* [Problem requirements] The reply should hold only the lines from the one with "Enumerate this screenshot's" through the end of the data, each given exactly.
──────── Raw data
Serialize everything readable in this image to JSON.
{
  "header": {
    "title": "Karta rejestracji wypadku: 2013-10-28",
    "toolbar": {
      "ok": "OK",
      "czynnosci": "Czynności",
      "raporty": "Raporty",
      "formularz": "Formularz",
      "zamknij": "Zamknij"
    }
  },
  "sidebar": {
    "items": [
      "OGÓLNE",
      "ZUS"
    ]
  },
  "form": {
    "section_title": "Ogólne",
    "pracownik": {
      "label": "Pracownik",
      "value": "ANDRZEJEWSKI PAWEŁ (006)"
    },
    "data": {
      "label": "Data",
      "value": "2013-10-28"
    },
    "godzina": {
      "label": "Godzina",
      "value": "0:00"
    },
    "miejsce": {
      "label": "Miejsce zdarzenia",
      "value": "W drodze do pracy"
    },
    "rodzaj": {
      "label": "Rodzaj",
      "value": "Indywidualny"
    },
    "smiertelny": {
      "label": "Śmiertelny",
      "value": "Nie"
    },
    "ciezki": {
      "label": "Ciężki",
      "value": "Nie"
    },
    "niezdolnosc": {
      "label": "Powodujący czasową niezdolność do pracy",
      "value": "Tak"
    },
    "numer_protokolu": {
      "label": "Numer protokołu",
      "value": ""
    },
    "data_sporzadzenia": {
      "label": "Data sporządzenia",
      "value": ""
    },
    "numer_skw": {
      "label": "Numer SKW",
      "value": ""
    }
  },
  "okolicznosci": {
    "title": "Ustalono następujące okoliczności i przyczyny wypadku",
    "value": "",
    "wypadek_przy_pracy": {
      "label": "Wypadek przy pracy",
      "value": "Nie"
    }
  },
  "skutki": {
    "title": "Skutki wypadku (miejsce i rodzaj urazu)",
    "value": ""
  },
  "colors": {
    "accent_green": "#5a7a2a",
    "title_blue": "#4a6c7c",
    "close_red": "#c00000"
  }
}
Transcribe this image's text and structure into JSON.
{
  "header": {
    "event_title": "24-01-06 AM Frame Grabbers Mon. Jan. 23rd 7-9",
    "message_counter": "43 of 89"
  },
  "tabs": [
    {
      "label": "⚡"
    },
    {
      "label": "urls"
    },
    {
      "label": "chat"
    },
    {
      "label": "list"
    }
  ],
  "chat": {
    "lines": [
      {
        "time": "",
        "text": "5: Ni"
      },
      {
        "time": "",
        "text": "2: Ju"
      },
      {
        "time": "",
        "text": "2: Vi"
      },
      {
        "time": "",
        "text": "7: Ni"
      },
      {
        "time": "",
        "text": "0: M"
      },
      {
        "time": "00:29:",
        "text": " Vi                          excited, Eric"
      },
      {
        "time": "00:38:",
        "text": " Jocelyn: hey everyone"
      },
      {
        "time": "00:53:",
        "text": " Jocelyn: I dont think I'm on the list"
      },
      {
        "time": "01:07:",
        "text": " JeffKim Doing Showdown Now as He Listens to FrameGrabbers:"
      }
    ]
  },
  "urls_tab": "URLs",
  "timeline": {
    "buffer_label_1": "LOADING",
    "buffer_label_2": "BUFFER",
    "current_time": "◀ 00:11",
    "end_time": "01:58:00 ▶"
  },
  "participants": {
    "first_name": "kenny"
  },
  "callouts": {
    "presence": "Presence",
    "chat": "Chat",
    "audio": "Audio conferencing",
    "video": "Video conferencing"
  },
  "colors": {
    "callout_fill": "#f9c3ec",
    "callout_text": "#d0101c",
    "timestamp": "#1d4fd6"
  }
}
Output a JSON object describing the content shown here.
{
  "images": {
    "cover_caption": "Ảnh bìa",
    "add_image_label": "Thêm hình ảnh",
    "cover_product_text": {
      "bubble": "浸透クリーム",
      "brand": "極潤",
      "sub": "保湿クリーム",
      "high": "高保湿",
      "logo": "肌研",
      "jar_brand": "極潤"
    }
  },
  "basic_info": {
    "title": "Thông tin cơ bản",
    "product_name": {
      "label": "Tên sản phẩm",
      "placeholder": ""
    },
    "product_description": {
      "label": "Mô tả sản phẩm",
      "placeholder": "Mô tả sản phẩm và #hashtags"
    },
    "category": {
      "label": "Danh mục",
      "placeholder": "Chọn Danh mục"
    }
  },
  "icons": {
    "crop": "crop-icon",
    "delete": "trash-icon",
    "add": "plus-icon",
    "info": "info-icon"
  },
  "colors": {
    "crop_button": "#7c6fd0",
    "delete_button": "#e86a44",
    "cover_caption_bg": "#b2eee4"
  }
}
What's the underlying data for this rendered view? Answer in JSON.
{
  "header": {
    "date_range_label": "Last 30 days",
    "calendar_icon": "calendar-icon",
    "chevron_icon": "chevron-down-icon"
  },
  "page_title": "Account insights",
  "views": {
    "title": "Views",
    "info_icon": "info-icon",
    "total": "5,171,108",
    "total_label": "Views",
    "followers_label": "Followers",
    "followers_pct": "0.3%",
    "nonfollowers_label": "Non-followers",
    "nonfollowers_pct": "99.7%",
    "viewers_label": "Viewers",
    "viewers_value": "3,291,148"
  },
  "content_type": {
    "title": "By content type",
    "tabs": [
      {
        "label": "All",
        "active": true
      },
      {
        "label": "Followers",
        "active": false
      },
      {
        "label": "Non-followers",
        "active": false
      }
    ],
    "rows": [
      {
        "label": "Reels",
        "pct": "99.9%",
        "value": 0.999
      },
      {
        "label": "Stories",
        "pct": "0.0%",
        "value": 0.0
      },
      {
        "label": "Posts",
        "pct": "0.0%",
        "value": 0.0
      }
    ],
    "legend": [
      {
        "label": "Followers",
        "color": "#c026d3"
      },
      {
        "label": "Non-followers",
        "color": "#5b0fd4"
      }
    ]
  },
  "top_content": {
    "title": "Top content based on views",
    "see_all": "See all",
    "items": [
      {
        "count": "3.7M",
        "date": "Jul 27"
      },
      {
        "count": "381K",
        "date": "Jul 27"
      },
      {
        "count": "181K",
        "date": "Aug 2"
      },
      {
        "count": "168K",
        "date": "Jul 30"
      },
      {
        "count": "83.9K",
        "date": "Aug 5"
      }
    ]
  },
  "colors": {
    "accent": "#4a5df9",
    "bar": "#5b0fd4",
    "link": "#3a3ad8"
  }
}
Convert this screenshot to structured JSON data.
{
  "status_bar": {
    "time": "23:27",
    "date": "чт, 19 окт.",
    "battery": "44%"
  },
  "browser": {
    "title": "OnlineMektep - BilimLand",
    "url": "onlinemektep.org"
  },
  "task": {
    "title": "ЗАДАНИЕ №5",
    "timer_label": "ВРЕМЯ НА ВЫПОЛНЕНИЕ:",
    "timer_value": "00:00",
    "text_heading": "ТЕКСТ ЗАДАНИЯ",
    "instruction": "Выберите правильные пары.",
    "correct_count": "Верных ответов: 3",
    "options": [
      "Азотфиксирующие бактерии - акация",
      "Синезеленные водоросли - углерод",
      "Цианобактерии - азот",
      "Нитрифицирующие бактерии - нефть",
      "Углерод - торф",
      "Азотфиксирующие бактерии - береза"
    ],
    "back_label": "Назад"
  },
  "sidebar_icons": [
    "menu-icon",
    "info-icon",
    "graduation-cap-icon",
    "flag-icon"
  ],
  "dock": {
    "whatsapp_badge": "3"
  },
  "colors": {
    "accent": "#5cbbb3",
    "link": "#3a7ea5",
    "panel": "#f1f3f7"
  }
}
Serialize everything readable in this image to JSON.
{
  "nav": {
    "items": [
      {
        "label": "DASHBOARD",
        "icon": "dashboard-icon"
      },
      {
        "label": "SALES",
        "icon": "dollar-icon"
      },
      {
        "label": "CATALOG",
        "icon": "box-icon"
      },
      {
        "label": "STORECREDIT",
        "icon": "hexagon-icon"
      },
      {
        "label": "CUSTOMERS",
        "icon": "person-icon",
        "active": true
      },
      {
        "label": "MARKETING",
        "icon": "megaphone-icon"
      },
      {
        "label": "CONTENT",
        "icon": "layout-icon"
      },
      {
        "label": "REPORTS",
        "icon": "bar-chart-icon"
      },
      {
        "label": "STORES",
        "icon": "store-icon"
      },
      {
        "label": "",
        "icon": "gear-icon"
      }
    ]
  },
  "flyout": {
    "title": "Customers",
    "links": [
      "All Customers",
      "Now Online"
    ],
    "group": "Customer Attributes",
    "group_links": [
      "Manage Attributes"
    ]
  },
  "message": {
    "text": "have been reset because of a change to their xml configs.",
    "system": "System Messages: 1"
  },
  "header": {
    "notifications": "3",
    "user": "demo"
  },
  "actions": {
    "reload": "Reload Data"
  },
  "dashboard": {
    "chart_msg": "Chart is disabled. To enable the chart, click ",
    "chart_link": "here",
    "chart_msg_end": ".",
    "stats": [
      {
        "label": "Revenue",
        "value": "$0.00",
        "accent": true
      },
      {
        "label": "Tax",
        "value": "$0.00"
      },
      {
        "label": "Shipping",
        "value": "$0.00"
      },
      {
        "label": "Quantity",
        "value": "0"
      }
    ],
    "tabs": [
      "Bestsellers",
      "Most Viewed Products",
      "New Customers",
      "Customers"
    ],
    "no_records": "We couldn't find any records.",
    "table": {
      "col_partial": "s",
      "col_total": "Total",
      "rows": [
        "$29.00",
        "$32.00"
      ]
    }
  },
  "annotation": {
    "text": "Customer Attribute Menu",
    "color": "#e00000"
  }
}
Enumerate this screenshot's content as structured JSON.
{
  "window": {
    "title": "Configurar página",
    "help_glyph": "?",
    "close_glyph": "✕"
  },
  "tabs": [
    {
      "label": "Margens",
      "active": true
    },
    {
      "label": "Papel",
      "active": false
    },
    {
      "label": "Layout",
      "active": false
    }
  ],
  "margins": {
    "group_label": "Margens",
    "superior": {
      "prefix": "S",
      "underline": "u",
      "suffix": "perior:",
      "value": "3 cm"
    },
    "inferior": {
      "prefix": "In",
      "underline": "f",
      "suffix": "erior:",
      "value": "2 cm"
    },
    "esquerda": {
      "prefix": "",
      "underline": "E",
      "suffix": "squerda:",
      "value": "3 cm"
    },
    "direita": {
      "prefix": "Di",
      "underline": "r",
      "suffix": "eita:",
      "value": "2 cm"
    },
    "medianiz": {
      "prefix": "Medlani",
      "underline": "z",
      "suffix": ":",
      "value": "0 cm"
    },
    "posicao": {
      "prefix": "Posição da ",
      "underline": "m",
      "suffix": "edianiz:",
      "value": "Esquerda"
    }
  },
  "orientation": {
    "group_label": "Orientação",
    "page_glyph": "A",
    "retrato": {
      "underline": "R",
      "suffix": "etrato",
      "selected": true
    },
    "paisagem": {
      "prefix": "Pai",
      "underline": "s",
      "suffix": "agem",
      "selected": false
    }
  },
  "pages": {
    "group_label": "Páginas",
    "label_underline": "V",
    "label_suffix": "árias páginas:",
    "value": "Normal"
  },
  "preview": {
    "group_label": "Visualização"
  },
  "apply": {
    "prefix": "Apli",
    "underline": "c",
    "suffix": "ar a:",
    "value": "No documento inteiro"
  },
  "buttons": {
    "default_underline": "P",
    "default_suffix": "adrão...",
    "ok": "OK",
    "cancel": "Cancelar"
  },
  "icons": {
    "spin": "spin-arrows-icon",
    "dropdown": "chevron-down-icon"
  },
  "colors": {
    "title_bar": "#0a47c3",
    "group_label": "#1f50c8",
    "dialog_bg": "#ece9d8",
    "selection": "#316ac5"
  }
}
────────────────
* [Exercise response]
Enumerate this screenshot's content as structured JSON.
{
  "window": {
    "title": "Configurar página",
    "help_glyph": "?",
    "close_glyph": "✕"
  },
  "tabs": [
    {
      "label": "Margens",
      "active": true
    },
    {
      "label": "Papel",
      "active": false
    },
    {
      "label": "Layout",
      "active": false
    }
  ],
  "margins": {
    "group_label": "Margens",
    "superior": {
      "prefix": "S",
      "underline": "u",
      "suffix": "perior:",
      "value": "3 cm"
    },
    "inferior": {
      "prefix": "In",
      "underline": "f",
      "suffix": "erior:",
      "value": "2 cm"
    },
    "esquerda": {
      "prefix": "",
      "underline": "E",
      "suffix": "squerda:",
      "value": "3 cm"
    },
    "direita": {
      "prefix": "Di",
      "underline": "r",
      "suffix": "eita:",
      "value": "2 cm"
    },
    "medianiz": {
      "prefix": "Medlani",
      "underline": "z",
      "suffix": ":",
      "value": "0 cm"
    },
    "posicao": {
      "prefix": "Posição da ",
      "underline": "m",
      "suffix": "edianiz:",
      "value": "Esquerda"
    }
  },
  "orientation": {
    "group_label": "Orientação",
    "page_glyph": "A",
    "retrato": {
      "underline": "R",
      "suffix": "etrato",
      "selected": true
    },
    "paisagem": {
      "prefix": "Pai",
      "underline": "s",
      "suffix": "agem",
      "selected": false
    }
  },
  "pages": {
    "group_label": "Páginas",
    "label_underline": "V",
    "label_suffix": "árias páginas:",
    "value": "Normal"
  },
  "preview": {
    "group_label": "Visualização"
  },
  "apply": {
    "prefix": "Apli",
    "underline": "c",
    "suffix": "ar a:",
    "value": "No documento inteiro"
  },
  "buttons": {
    "default_underline": "P",
    "default_suffix": "adrão...",
    "ok": "OK",
    "cancel": "Cancelar"
  },
  "icons": {
    "spin": "spin-arrows-icon",
    "dropdown": "chevron-down-icon"
  },
  "colors": {
    "title_bar": "#0a47c3",
    "group_label": "#1f50c8",
    "dialog_bg": "#ece9d8",
    "selection": "#316ac5"
  }
}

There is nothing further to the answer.